This week I took on the project of saving what I could of what was left of that dream standing still in every paint stroke on those walls. A contractor came in and saved what he could. A little cricket and a butterfly that will now be framed and go with us wherever this next stage of life takes us. Two little characters created in Mira’s daddy’s mind to watch her grow up.
I stayed strong to thank the men who worked all day to put the room back together but fell to the floor as I shut the door behind them.
My baby’s room is gone. The dream of our little family is gone. I sobbed for the first time since I lost Joe. I cried so hard I worried the neighbors would call the cops. All I could say over and over is, How did this happen, Joe? How in the world did this happen to us?
I’ve gotten really good and not feeling things. I think it started with reporting the news. You’d be on the scene of a fire where children had died but you could not allow yourself to cry, to feel. You were there to do a job. So you focus on the details of telling the story. Get the interview. Shoot the video. Write the story in your head. You can almost start to believe that none of it is real.
I’ve done this same coping mechanism throughout our cancer journey. I’d search for the story line while sitting in the chemo rooms. I’d focus on a key moment to write about. It’s been survival. So, I’ve taken the same approach as I’ve tackled the toughest days. I stopped to snap pictures as I cleaned out Joe’s drawers, writing the play by play, line by line as if I was writing a scene for a movie.
I made it through the socks and old basketball shorts. I felt a tiny sting as I noticed tags on clothes we’d bought when he lost weight and envisioned we’d have more time for him to wear them. I barreled through seperating everything into piles. Some for his brother, some for his mom, some for Mira and a bin for me. I checked each drawer off my list and was feeling confident I was almost done and had survived without even a tear. But it was of all things, a basket full of boxers that pulled me out of the fantasy I was writing in my head and into reality.

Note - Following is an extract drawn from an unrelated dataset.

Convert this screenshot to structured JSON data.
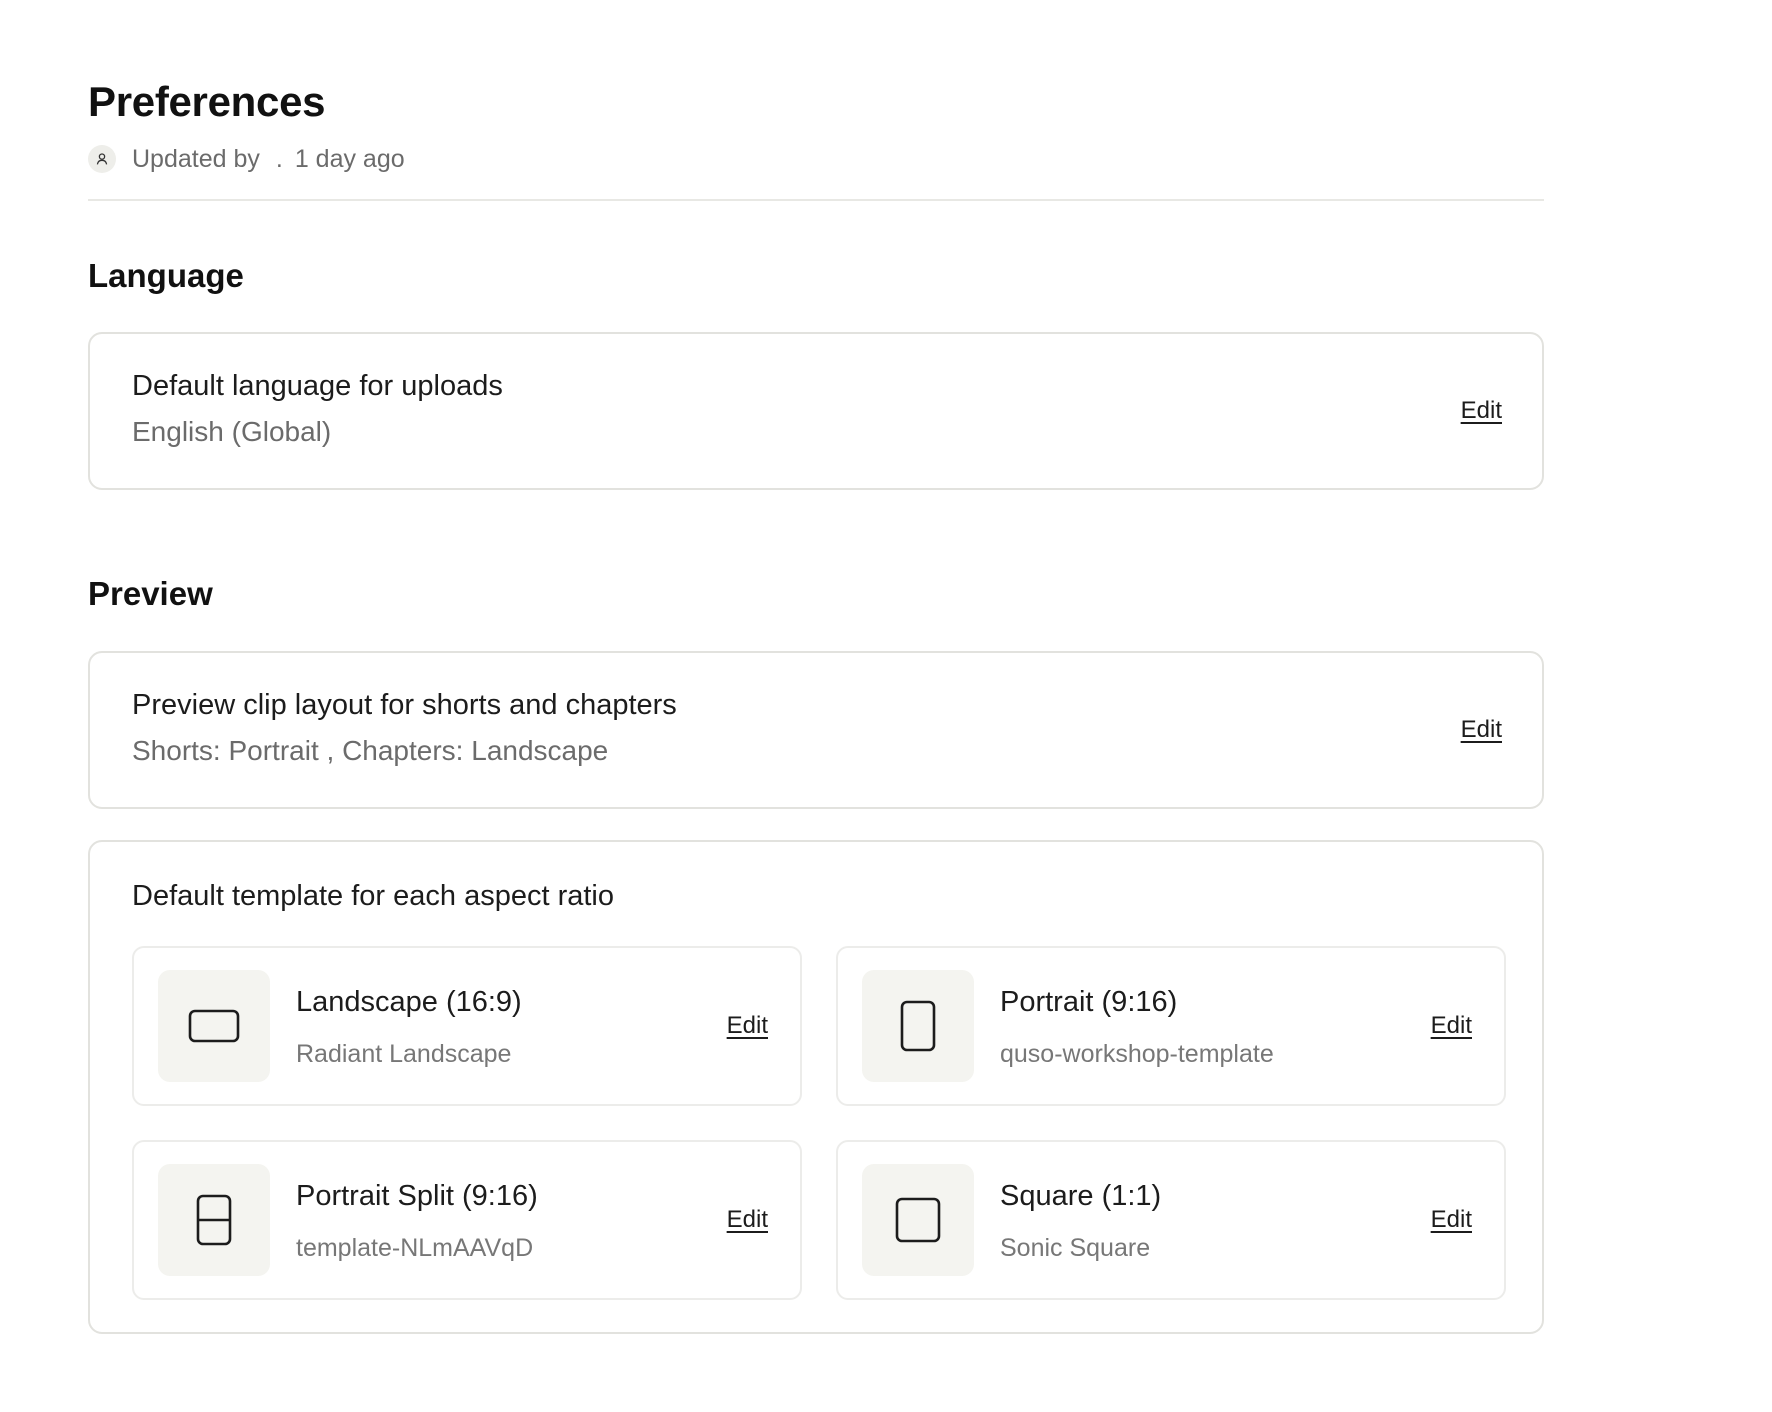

The man kept every piece of underwear he ever owned. The valentine’s boxers I bought him, the blue shorts with the little yellow dogs I picked him up from Wrigley one Christmas. I suddenly flashed to the checkout line at GAP where I’d start grabbing the patterned shorts to bring him home from a shopping trip. It seems silly now and I wonder if he thought it was weird I was always picking him up boxers wherever I went. So, there I sat in a pile on the floor surrounded by a man’s underwear and I felt like the floor could have dropped out right from under me and it would have actually felt better.
I was just about done when I dumped out his pajama drawer. My heart couldn’t take much more so I was hustling through the end. When I unfolded a pair of pants to find one little pink baby sock that had snuck inside. It kind of stopped me in my tracks because I know I hadn’t done his laundry in several months. But I felt Joe standing behind me for a minute as I picked up the sock, not just any sock but a little baby sock with an owl on it. Our special symbol for Mira. A “wink” from Joe. I’ll take it.